News

Carbon Emissions Projected Lowest Since '92, EIA cites natural gas

Aug 22, 2016

Affordable and abundant natural gas, largely from fields like Pennsylvania’s Marcellus Shale, are helping the United States lead the globe in reducing carbon emissions, according to the latest report from the United States Energy Information Administration’s Independent Statistics & Analysis.

The Washington Examiner reported

Carbon emissions from fossil fuels are projected to be less than 5.2 billion metric tons this year, the lowest since 1992, said Adam Sieminski, the head of the Energy Information Administration, the Energy Department's statistical and analysis arm.

"The drop in CO2 emissions is largely the result of low natural gas prices, which have contributed to natural gas displacing a large amount of coal used for electricity generation," he said, commenting on the agency's latest monthly energy forecast released Tuesday.

Energy Forecast

 
Beyond environmental benefits, the EIA highlighted that consumers have also benefited “natural gas prices helped keep wholesale electricity prices towards the bottom of the 12-month range in spite of some higher peak demand levels that occurred towards the end of the month.”

Additional reports and experts predict continued, sustained growth in demand for clean-burning natural gas. From the EIA’s International Energy Outlook 2016 report:

Consumption of natural gas worldwide is projected to increase from 120 trillion cubic feet (Tcf) in 2012 to 203 Tcf in 2040 in the International Energy Outlook 2016 Reference case. By energy source, natural gas accounts for the largest increase in world primary energy consumption. Abundant natural gas resources and robust production contribute to the strong competitive position of natural gas among other resources. Natural gas remains a key fuel in the electric power sector and in the industrial sector. In the power sector, natural gas is an attractive choice for new generating plants because of its fuel efficiency. Natural gas also burns cleaner than coal or petroleum products, and as more governments begin implementing national or regional plans to reduce carbon dioxide (CO2) emissions, they may encourage the use of natural gas to displace more carbon-intensive coal and liquid fuels.

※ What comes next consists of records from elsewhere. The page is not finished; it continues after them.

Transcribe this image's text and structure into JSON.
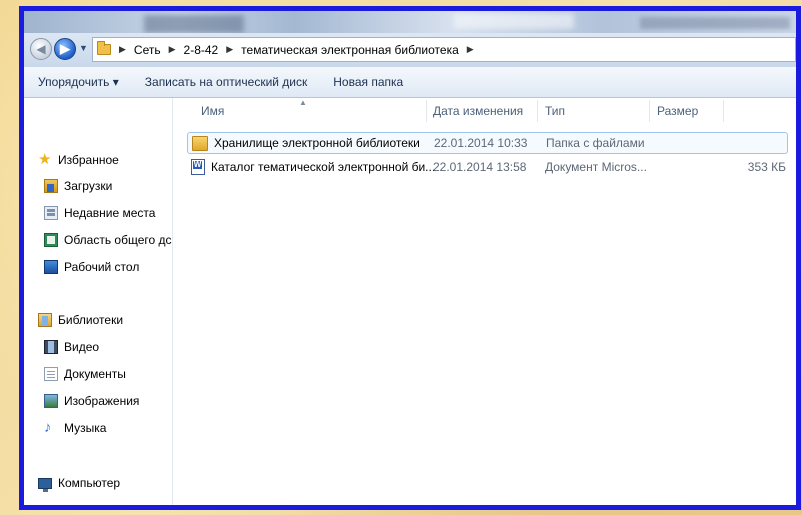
{
  "address": {
    "crumbs": [
      "Сеть",
      "2-8-42",
      "тематическая электронная библиотека"
    ]
  },
  "toolbar": {
    "organize": "Упорядочить ▾",
    "burn": "Записать на оптический диск",
    "new_folder": "Новая папка"
  },
  "sidebar": {
    "favorites": "Избранное",
    "downloads": "Загрузки",
    "recent": "Недавние места",
    "shared": "Область общего дс",
    "desktop": "Рабочий стол",
    "libraries": "Библиотеки",
    "video": "Видео",
    "documents": "Документы",
    "images": "Изображения",
    "music": "Музыка",
    "computer": "Компьютер"
  },
  "columns": {
    "name": "Имя",
    "date": "Дата изменения",
    "type": "Тип",
    "size": "Размер"
  },
  "files": [
    {
      "name": "Хранилище электронной библиотеки",
      "date": "22.01.2014 10:33",
      "type": "Папка с файлами",
      "size": "",
      "icon": "folder-icon"
    },
    {
      "name": "Каталог тематической электронной би...",
      "date": "22.01.2014 13:58",
      "type": "Документ Micros...",
      "size": "353 КБ",
      "icon": "word-document-icon"
    }
  ]
}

World consumption of natural gas for industrial uses increases by an average of 1.7%/year, and natural gas consumption in the electric power sector increases by 2.2%/year, from 2012 to 2040 in the IEO2016 

world consumption

Related Content: 
PA Gas Production & Inspections All-Time High, Compliance at Five-Year High
Natural Gas To Be Largest Source of Power Generation
Forbes: Fracking & Natural Gas Have Cut Pa's CO2 Emissions 30%